__Source material__
══════════════════════════════

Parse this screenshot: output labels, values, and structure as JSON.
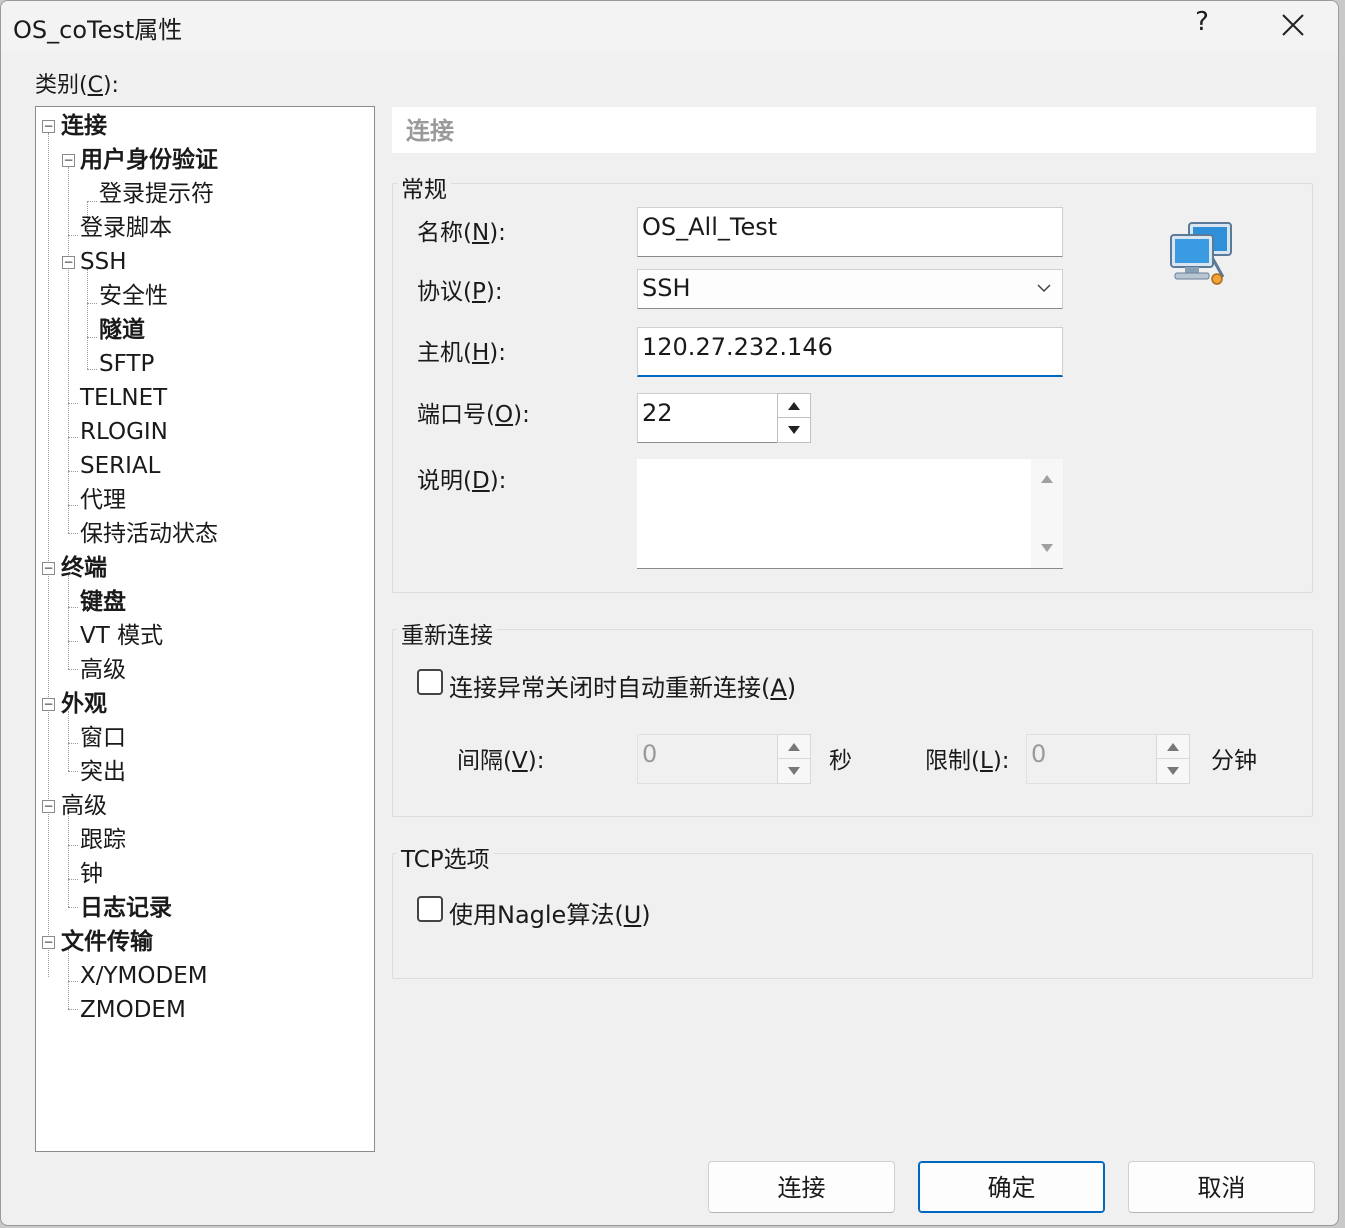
{
  "window": {
    "title": "OS_coTest属性",
    "help": "?"
  },
  "category": {
    "label": "类别(",
    "key": "C",
    "suffix": "):"
  },
  "tree": [
    {
      "label": "连接",
      "bold": true
    },
    {
      "label": "用户身份验证",
      "bold": true
    },
    {
      "label": "登录提示符",
      "bold": false
    },
    {
      "label": "登录脚本",
      "bold": false
    },
    {
      "label": "SSH",
      "bold": false
    },
    {
      "label": "安全性",
      "bold": false
    },
    {
      "label": "隧道",
      "bold": true
    },
    {
      "label": "SFTP",
      "bold": false
    },
    {
      "label": "TELNET",
      "bold": false
    },
    {
      "label": "RLOGIN",
      "bold": false
    },
    {
      "label": "SERIAL",
      "bold": false
    },
    {
      "label": "代理",
      "bold": false
    },
    {
      "label": "保持活动状态",
      "bold": false
    },
    {
      "label": "终端",
      "bold": true
    },
    {
      "label": "键盘",
      "bold": true
    },
    {
      "label": "VT 模式",
      "bold": false
    },
    {
      "label": "高级",
      "bold": false
    },
    {
      "label": "外观",
      "bold": true
    },
    {
      "label": "窗口",
      "bold": false
    },
    {
      "label": "突出",
      "bold": false
    },
    {
      "label": "高级",
      "bold": false
    },
    {
      "label": "跟踪",
      "bold": false
    },
    {
      "label": "钟",
      "bold": false
    },
    {
      "label": "日志记录",
      "bold": true
    },
    {
      "label": "文件传输",
      "bold": true
    },
    {
      "label": "X/YMODEM",
      "bold": false
    },
    {
      "label": "ZMODEM",
      "bold": false
    }
  ],
  "header": {
    "title": "连接"
  },
  "general": {
    "title": "常规",
    "name": {
      "label": "名称(",
      "key": "N",
      "suffix": "):",
      "value": "OS_All_Test"
    },
    "protocol": {
      "label": "协议(",
      "key": "P",
      "suffix": "):",
      "value": "SSH"
    },
    "host": {
      "label": "主机(",
      "key": "H",
      "suffix": "):",
      "value": "120.27.232.146"
    },
    "port": {
      "label": "端口号(",
      "key": "O",
      "suffix": "):",
      "value": "22"
    },
    "description": {
      "label": "说明(",
      "key": "D",
      "suffix": "):",
      "value": ""
    }
  },
  "reconnect": {
    "title": "重新连接",
    "auto_label": "连接异常关闭时自动重新连接(",
    "auto_key": "A",
    "auto_suffix": ")",
    "interval": {
      "label": "间隔(",
      "key": "V",
      "suffix": "):",
      "value": "0",
      "unit": "秒"
    },
    "limit": {
      "label": "限制(",
      "key": "L",
      "suffix": "):",
      "value": "0",
      "unit": "分钟"
    }
  },
  "tcp": {
    "title": "TCP选项",
    "nagle_label": "使用Nagle算法(",
    "nagle_key": "U",
    "nagle_suffix": ")"
  },
  "buttons": {
    "connect": "连接",
    "ok": "确定",
    "cancel": "取消"
  }
}
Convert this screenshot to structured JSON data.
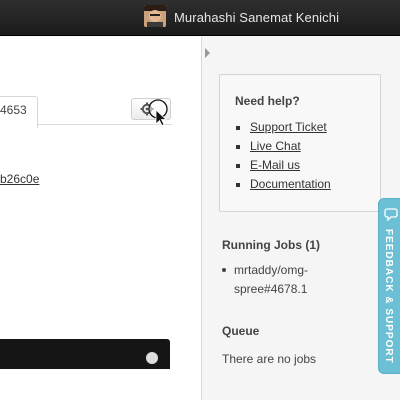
{
  "user": {
    "name": "Murahashi Sanemat Kenichi"
  },
  "main": {
    "tab_label": "4653",
    "commit_link": "b26c0e"
  },
  "help": {
    "title": "Need help?",
    "links": [
      "Support Ticket",
      "Live Chat",
      "E-Mail us",
      "Documentation"
    ]
  },
  "running_jobs": {
    "title": "Running Jobs (1)",
    "items": [
      "mrtaddy/omg-spree#4678.1"
    ]
  },
  "queue": {
    "title": "Queue",
    "empty_text": "There are no jobs"
  },
  "feedback": {
    "label": "FEEDBACK & SUPPORT"
  },
  "icons": {
    "settings": "gear-icon",
    "cursor": "mouse-pointer-icon",
    "feedback": "chat-bubble-icon",
    "collapse": "chevron-right-icon"
  },
  "colors": {
    "topbar": "#1f1f1f",
    "feedback_tab": "#6cc0d6"
  }
}
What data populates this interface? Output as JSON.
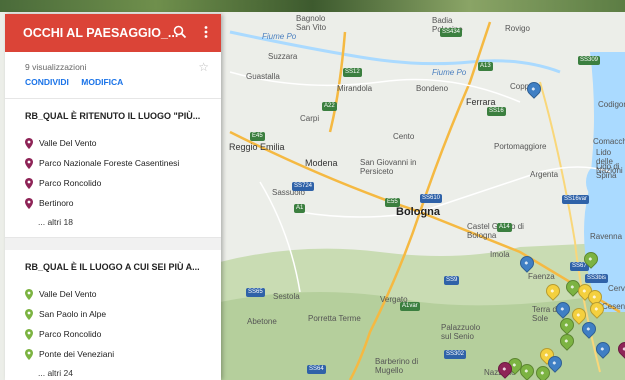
{
  "colors": {
    "header": "#db4437",
    "pin_purple": "#8e2457",
    "pin_green": "#7cb342",
    "pin_yellow": "#f4d03f",
    "pin_blue": "#3f7fc4"
  },
  "panel": {
    "title": "OCCHI AL PAESAGGIO_...",
    "views": "9 visualizzazioni",
    "share_label": "CONDIVIDI",
    "edit_label": "MODIFICA"
  },
  "layers": [
    {
      "title": "RB_QUAL È RITENUTO IL LUOGO \"PIÙ...",
      "items": [
        "Valle Del Vento",
        "Parco Nazionale Foreste Casentinesi",
        "Parco Roncolido",
        "Bertinoro"
      ],
      "more": "... altri 18"
    },
    {
      "title": "RB_QUAL È IL LUOGO A CUI SEI PIÙ A...",
      "items": [
        "Valle Del Vento",
        "San Paolo in Alpe",
        "Parco Roncolido",
        "Ponte dei Veneziani"
      ],
      "more": "... altri 24"
    }
  ],
  "map": {
    "cities": [
      "Bologna",
      "Modena",
      "Ferrara",
      "Reggio Emilia"
    ],
    "towns": [
      "Carpi",
      "Sassuolo",
      "Imola",
      "Faenza",
      "Ravenna",
      "Cento",
      "Rovigo",
      "Bondeno",
      "Mirandola",
      "Suzzara",
      "Guastalla",
      "Codigoro",
      "Comacchio",
      "Portomaggiore",
      "Argenta",
      "San Giovanni in Persiceto",
      "Castel Guelfo di Bologna",
      "Sestola",
      "Abetone",
      "Porretta Terme",
      "Vergato",
      "Palazzuolo sul Senio",
      "Barberino di Mugello",
      "Badia Polesine",
      "Bagnolo San Vito",
      "Lido delle Nazioni",
      "Lido di Spina",
      "Cervia",
      "Cesenatico",
      "Terra del Sole",
      "Copparo",
      "Nazzano"
    ],
    "rivers": [
      "Fiume Po",
      "Fiume Po"
    ],
    "roads": [
      "SS434",
      "SS309",
      "SS12",
      "A13",
      "A22",
      "SS16",
      "E45",
      "A1",
      "A14",
      "SS9",
      "SS724",
      "SS64",
      "SS65",
      "SS67",
      "SS302",
      "SS610",
      "SS16var",
      "E55",
      "SS3bis",
      "A1var"
    ]
  }
}
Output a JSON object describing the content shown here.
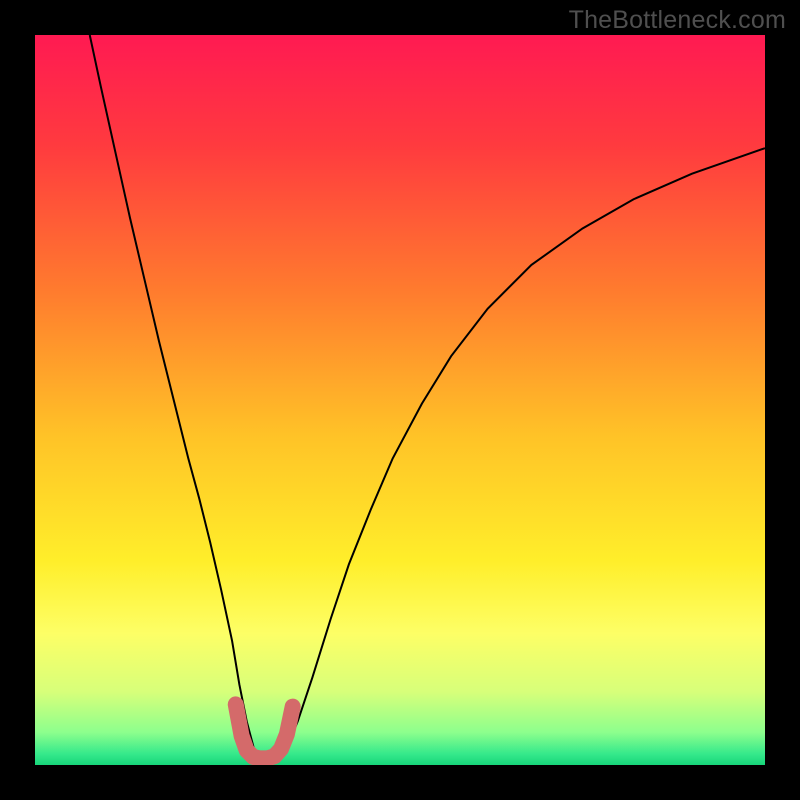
{
  "watermark": "TheBottleneck.com",
  "chart_data": {
    "type": "line",
    "title": "",
    "xlabel": "",
    "ylabel": "",
    "xlim": [
      0,
      100
    ],
    "ylim": [
      0,
      100
    ],
    "background_gradient": {
      "stops": [
        {
          "offset": 0.0,
          "color": "#ff1a52"
        },
        {
          "offset": 0.15,
          "color": "#ff3a3f"
        },
        {
          "offset": 0.35,
          "color": "#ff7b2e"
        },
        {
          "offset": 0.55,
          "color": "#ffc327"
        },
        {
          "offset": 0.72,
          "color": "#ffee2a"
        },
        {
          "offset": 0.82,
          "color": "#fdff66"
        },
        {
          "offset": 0.9,
          "color": "#d7ff7a"
        },
        {
          "offset": 0.955,
          "color": "#8dff8d"
        },
        {
          "offset": 0.985,
          "color": "#35e98b"
        },
        {
          "offset": 1.0,
          "color": "#17d57a"
        }
      ]
    },
    "series": [
      {
        "name": "bottleneck-curve",
        "color": "#000000",
        "stroke_width": 2,
        "x": [
          7.5,
          9,
          11,
          13,
          15,
          17,
          19,
          21,
          22.5,
          24,
          25.5,
          27,
          28,
          29,
          30,
          31.5,
          33,
          34.5,
          36,
          38,
          40.5,
          43,
          46,
          49,
          53,
          57,
          62,
          68,
          75,
          82,
          90,
          100
        ],
        "y": [
          100,
          93,
          84,
          75,
          66.5,
          58,
          50,
          42,
          36.5,
          30.5,
          24,
          17,
          11,
          6,
          2.2,
          0.8,
          0.8,
          2.4,
          6,
          12,
          20,
          27.5,
          35,
          42,
          49.5,
          56,
          62.5,
          68.5,
          73.5,
          77.5,
          81,
          84.5
        ]
      },
      {
        "name": "optimal-region-highlight",
        "color": "#d46a6a",
        "stroke_width": 16,
        "linecap": "round",
        "x": [
          27.5,
          28.3,
          29.0,
          29.9,
          30.8,
          31.8,
          32.8,
          33.7,
          34.5,
          35.3
        ],
        "y": [
          8.3,
          4.0,
          2.0,
          1.1,
          0.9,
          0.9,
          1.2,
          2.2,
          4.2,
          8.0
        ]
      }
    ]
  }
}
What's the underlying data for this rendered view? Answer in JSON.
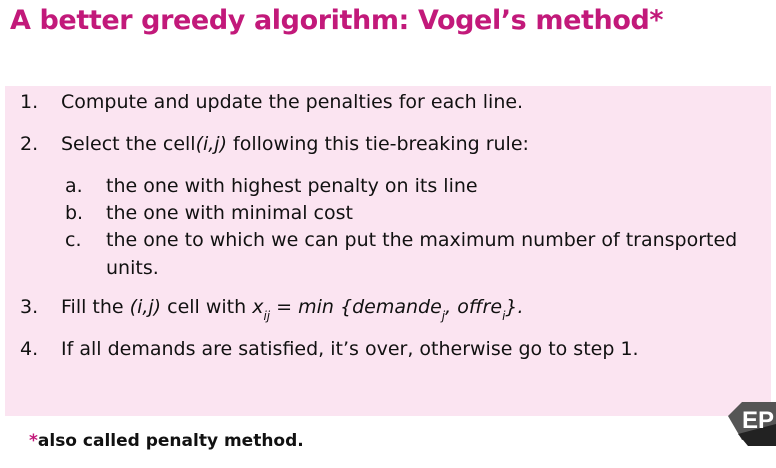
{
  "title": "A better greedy algorithm: Vogel’s method*",
  "steps": [
    {
      "num": "1.",
      "text": "Compute and update the penalties for each line."
    },
    {
      "num": "2.",
      "text_a": "Select the cell",
      "text_it": "(i,j)",
      "text_b": " following this tie-breaking rule:"
    },
    {
      "num": "3.",
      "text_a": "Fill the ",
      "text_it": "(i,j)",
      "text_b": " cell with ",
      "x": "x",
      "ij": "ij",
      "eq": " = min {demande",
      "j": "j",
      "comma": ", offre",
      "i": "i",
      "close": "}."
    },
    {
      "num": "4.",
      "text": "If all demands are satisfied, it’s over, otherwise go to step 1."
    }
  ],
  "substeps": [
    {
      "letter": "a.",
      "text": "the one with highest penalty on its line"
    },
    {
      "letter": "b.",
      "text": "the one with minimal cost"
    },
    {
      "letter": "c.",
      "text1": "the one to which we can put the maximum number of transported",
      "text2": "units."
    }
  ],
  "footnote": {
    "star": "*",
    "text": "also called penalty method."
  },
  "logo": {
    "text": "EP",
    "color": "#555555"
  },
  "colors": {
    "accent": "#c2197a",
    "panel": "#fbe4f1"
  }
}
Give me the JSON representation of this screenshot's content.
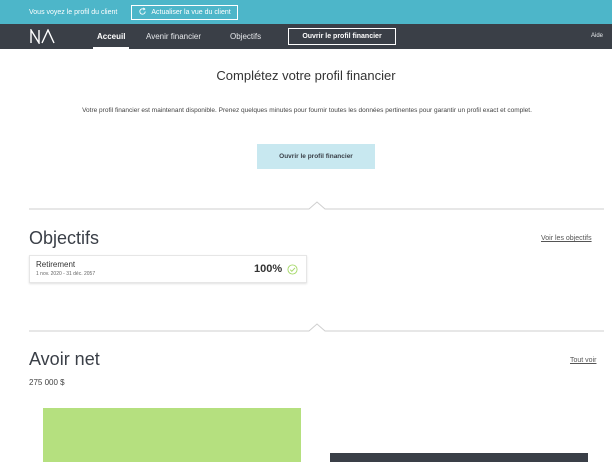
{
  "banner": {
    "message": "Vous voyez le profil du client",
    "refresh_label": "Actualiser la vue du client"
  },
  "nav": {
    "logo": "N\\",
    "items": [
      {
        "label": "Acceuil",
        "active": true
      },
      {
        "label": "Avenir financier",
        "active": false
      },
      {
        "label": "Objectifs",
        "active": false
      }
    ],
    "cta_label": "Ouvrir le profil financier",
    "help_label": "Aide"
  },
  "profile": {
    "title": "Complétez votre profil financier",
    "description": "Votre profil financier est maintenant disponible. Prenez quelques minutes pour fournir toutes les données pertinentes pour garantir un profil exact et complet.",
    "button_label": "Ouvrir le profil financier"
  },
  "objectifs": {
    "title": "Objectifs",
    "link_label": "Voir les objectifs",
    "goals": [
      {
        "name": "Retirement",
        "dates": "1 nov. 2020 - 31 déc. 2057",
        "percent": "100%"
      }
    ]
  },
  "avoir_net": {
    "title": "Avoir net",
    "value": "275 000 $",
    "link_label": "Tout voir"
  },
  "colors": {
    "banner": "#4db6c9",
    "nav": "#3a3f47",
    "accent_button": "#c8e8f0",
    "asset_bar": "#b5e07f",
    "liability_bar": "#3a3f47",
    "check": "#a6d96a"
  }
}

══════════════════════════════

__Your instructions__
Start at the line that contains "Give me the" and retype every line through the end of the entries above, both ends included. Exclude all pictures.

__Exercise result__
Give me the JSON representation of this screenshot's content.
{
  "banner": {
    "message": "Vous voyez le profil du client",
    "refresh_label": "Actualiser la vue du client"
  },
  "nav": {
    "logo": "N\\",
    "items": [
      {
        "label": "Acceuil",
        "active": true
      },
      {
        "label": "Avenir financier",
        "active": false
      },
      {
        "label": "Objectifs",
        "active": false
      }
    ],
    "cta_label": "Ouvrir le profil financier",
    "help_label": "Aide"
  },
  "profile": {
    "title": "Complétez votre profil financier",
    "description": "Votre profil financier est maintenant disponible. Prenez quelques minutes pour fournir toutes les données pertinentes pour garantir un profil exact et complet.",
    "button_label": "Ouvrir le profil financier"
  },
  "objectifs": {
    "title": "Objectifs",
    "link_label": "Voir les objectifs",
    "goals": [
      {
        "name": "Retirement",
        "dates": "1 nov. 2020 - 31 déc. 2057",
        "percent": "100%"
      }
    ]
  },
  "avoir_net": {
    "title": "Avoir net",
    "value": "275 000 $",
    "link_label": "Tout voir"
  },
  "colors": {
    "banner": "#4db6c9",
    "nav": "#3a3f47",
    "accent_button": "#c8e8f0",
    "asset_bar": "#b5e07f",
    "liability_bar": "#3a3f47",
    "check": "#a6d96a"
  }
}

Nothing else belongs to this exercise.